(Component data from apps and pages)
%%

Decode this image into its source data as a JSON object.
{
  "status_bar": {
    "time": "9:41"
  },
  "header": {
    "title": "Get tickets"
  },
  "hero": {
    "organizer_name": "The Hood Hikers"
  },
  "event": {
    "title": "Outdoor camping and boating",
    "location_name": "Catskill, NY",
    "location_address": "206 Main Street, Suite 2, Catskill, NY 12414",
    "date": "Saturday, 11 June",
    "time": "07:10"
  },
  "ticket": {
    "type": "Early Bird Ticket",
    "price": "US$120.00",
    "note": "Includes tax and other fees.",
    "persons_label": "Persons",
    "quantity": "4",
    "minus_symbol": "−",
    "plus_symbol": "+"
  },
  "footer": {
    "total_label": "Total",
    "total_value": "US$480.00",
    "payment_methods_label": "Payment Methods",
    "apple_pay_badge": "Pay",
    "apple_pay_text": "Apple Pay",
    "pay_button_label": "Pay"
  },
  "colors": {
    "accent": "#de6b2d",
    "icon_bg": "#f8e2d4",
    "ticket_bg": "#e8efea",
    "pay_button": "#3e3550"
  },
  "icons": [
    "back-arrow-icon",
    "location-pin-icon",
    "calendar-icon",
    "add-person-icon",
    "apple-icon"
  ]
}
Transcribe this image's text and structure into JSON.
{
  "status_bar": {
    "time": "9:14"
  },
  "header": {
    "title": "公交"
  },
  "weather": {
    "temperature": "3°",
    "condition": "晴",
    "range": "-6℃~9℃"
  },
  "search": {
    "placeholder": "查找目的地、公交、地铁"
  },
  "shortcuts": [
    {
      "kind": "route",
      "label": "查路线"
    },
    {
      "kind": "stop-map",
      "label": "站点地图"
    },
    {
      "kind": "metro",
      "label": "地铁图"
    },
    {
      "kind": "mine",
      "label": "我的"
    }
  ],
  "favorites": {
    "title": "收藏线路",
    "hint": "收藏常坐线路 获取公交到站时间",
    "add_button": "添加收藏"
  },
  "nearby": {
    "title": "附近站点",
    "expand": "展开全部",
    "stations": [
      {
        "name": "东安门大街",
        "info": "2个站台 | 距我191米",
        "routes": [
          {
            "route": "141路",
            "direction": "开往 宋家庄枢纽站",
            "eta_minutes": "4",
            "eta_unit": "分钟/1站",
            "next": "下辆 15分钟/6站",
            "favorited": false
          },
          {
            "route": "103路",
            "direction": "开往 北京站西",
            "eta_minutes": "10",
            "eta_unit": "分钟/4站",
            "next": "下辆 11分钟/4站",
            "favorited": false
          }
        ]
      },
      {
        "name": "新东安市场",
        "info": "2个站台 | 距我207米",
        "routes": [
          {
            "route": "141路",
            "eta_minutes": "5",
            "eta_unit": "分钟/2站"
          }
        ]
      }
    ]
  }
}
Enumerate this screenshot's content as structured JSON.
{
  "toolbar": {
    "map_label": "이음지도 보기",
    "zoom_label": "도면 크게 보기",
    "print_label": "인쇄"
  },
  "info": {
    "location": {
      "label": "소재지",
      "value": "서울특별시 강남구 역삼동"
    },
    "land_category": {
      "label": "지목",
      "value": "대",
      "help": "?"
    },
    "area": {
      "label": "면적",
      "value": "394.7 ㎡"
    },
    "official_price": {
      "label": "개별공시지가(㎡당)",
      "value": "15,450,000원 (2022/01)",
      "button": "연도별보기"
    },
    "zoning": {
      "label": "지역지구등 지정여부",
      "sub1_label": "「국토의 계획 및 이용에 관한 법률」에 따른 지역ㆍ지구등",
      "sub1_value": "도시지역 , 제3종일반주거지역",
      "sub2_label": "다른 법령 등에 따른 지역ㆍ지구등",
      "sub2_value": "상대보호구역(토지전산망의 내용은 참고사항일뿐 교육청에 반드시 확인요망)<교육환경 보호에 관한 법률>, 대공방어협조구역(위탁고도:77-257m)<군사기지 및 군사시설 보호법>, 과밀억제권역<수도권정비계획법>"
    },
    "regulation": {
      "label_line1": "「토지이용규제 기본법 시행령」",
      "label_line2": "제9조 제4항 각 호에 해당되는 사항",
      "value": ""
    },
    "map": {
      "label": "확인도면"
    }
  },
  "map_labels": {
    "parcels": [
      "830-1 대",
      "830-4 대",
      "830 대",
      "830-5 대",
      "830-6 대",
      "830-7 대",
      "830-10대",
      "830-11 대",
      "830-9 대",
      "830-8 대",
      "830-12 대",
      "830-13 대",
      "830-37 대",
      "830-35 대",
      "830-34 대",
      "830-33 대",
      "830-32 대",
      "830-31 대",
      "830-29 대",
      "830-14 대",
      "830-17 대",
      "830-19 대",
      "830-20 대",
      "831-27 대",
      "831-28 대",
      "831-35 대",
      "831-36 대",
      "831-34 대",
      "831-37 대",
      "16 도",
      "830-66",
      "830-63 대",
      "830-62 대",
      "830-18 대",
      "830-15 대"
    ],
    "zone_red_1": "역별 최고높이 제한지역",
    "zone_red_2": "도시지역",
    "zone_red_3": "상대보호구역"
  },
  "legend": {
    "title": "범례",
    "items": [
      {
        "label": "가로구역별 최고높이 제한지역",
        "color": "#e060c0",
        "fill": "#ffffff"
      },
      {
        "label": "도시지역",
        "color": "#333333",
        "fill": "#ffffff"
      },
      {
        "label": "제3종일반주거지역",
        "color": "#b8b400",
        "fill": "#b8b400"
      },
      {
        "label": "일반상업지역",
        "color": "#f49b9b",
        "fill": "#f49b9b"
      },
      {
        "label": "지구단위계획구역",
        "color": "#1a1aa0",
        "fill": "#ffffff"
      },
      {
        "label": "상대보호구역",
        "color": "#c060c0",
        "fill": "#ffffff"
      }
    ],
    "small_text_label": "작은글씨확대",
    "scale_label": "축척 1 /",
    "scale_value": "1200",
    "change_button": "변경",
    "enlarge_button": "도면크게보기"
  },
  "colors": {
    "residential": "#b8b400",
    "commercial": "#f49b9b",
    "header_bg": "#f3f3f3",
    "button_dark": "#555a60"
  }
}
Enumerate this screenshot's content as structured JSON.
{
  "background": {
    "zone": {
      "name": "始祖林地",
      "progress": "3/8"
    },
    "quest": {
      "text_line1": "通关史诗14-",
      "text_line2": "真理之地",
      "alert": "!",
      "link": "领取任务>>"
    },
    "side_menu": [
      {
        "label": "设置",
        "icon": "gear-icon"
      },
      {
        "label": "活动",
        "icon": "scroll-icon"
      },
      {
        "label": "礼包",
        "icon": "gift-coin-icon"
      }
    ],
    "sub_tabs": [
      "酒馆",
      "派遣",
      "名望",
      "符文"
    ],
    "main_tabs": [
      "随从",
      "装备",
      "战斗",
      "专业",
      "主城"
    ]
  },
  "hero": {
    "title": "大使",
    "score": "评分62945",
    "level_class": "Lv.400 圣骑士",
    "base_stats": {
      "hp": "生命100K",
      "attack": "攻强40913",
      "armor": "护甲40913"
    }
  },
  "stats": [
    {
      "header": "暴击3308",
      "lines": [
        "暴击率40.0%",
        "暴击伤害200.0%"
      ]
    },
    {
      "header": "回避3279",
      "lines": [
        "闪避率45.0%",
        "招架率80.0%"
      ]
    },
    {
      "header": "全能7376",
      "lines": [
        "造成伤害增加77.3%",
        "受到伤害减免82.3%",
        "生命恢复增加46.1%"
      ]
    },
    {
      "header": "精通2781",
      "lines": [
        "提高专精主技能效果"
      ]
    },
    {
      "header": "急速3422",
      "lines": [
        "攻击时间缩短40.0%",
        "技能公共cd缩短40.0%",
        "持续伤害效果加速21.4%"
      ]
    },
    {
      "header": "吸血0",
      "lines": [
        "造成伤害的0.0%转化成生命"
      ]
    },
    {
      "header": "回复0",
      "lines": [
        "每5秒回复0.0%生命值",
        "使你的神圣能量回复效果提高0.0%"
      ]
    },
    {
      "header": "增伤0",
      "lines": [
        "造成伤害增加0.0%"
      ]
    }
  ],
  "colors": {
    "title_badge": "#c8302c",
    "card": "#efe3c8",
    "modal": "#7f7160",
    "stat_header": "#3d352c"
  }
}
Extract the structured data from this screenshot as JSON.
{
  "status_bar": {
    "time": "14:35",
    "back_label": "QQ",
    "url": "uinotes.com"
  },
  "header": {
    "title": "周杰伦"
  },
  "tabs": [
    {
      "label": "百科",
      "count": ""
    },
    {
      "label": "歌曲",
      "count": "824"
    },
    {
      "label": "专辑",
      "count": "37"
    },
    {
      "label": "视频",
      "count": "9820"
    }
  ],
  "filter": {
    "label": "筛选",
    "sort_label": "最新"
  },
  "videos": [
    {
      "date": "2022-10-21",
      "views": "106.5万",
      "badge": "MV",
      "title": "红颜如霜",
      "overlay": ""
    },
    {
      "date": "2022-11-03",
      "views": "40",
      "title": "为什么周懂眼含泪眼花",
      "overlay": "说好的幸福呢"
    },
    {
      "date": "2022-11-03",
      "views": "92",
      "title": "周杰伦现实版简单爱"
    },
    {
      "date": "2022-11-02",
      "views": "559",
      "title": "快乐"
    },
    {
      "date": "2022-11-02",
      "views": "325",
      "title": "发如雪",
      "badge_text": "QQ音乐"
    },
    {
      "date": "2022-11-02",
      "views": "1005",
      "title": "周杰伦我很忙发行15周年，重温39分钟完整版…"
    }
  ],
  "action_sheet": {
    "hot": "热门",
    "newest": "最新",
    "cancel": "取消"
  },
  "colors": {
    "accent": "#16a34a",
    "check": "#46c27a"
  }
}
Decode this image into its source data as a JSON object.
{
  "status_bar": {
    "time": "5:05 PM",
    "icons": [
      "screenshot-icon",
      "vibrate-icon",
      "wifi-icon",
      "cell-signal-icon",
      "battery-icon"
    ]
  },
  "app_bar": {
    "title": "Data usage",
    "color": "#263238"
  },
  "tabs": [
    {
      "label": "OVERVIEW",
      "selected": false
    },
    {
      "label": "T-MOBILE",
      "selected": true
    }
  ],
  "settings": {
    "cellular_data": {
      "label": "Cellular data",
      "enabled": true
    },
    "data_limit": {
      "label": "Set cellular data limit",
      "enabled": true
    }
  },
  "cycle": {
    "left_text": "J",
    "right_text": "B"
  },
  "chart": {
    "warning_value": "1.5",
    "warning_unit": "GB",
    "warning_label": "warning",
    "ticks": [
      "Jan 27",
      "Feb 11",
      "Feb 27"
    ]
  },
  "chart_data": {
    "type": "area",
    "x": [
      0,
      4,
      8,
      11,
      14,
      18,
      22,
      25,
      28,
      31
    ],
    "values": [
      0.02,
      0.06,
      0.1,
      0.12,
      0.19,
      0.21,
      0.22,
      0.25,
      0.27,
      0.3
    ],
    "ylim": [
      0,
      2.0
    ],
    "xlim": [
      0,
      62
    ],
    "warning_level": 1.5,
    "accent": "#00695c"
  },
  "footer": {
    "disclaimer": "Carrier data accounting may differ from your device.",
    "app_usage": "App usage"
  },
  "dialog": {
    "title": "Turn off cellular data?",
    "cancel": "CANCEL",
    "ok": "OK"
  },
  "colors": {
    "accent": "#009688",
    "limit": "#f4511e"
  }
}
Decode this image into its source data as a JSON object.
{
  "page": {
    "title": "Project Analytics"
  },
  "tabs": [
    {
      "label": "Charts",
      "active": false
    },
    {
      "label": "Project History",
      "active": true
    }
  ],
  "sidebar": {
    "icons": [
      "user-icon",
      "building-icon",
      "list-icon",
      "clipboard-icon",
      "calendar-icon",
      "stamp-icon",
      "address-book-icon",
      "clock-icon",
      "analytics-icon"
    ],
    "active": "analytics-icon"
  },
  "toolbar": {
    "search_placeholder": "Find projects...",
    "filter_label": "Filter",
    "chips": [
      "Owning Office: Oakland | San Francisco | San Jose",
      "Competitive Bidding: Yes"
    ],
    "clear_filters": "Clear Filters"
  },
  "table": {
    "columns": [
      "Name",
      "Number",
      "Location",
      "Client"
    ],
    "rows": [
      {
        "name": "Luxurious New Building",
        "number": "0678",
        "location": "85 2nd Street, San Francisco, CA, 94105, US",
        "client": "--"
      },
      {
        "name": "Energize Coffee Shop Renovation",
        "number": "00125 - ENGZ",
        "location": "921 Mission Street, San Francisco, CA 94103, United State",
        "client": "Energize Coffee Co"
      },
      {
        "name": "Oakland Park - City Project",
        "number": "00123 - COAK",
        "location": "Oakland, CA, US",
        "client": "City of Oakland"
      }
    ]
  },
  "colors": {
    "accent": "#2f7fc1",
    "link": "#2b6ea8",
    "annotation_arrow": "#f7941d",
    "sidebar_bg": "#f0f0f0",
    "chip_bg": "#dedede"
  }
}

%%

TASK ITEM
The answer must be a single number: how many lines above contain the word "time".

SOLUTION FOR THIS EXERCISE
5